▸ WHAT THE TASK REQUIRES:
Lines that include the string "Created" are the ones to copy from the entries below.

▬▬▬

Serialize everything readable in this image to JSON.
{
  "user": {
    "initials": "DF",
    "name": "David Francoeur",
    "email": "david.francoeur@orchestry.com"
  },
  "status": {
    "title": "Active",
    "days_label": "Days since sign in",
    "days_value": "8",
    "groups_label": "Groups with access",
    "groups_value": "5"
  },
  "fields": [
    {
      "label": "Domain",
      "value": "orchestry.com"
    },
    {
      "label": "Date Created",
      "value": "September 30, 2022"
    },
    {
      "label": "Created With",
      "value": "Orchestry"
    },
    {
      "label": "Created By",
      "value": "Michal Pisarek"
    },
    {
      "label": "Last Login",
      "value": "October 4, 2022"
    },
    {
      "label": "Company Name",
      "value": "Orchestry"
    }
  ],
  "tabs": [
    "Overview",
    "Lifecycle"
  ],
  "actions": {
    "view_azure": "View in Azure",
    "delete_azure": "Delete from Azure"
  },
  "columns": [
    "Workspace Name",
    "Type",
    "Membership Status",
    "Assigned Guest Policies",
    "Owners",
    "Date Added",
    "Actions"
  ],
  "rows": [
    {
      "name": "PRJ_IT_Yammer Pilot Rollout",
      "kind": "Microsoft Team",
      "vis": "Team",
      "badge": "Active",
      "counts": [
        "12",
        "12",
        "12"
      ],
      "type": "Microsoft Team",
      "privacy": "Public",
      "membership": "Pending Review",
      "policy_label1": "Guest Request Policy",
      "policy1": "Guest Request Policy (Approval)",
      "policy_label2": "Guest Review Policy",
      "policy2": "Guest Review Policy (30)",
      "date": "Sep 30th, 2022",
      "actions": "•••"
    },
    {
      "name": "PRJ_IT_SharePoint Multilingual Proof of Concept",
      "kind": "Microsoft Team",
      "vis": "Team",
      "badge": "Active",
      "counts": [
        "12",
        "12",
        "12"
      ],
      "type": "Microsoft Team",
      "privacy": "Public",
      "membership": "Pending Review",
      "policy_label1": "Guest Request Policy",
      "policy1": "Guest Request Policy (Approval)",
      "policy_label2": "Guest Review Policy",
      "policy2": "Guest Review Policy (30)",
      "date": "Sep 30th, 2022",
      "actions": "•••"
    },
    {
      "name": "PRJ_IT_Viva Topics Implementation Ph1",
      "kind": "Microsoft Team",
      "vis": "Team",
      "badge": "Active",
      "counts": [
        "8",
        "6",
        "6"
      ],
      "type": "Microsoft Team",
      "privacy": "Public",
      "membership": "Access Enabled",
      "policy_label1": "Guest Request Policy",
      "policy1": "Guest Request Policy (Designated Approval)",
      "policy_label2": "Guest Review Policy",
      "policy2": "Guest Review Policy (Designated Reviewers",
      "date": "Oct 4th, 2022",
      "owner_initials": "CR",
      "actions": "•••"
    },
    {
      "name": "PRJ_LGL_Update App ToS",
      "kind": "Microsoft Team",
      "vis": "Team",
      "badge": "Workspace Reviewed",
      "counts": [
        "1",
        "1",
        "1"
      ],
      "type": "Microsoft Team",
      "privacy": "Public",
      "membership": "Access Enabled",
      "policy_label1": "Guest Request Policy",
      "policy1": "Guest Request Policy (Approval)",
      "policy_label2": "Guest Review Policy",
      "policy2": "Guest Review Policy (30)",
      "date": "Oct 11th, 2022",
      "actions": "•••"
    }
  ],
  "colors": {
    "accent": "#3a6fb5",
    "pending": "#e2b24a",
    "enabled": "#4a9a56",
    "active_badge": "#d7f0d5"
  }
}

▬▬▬

▸ RESPONSE BOX:
      "label": "Date Created",
      "label": "Created With",
      "label": "Created By",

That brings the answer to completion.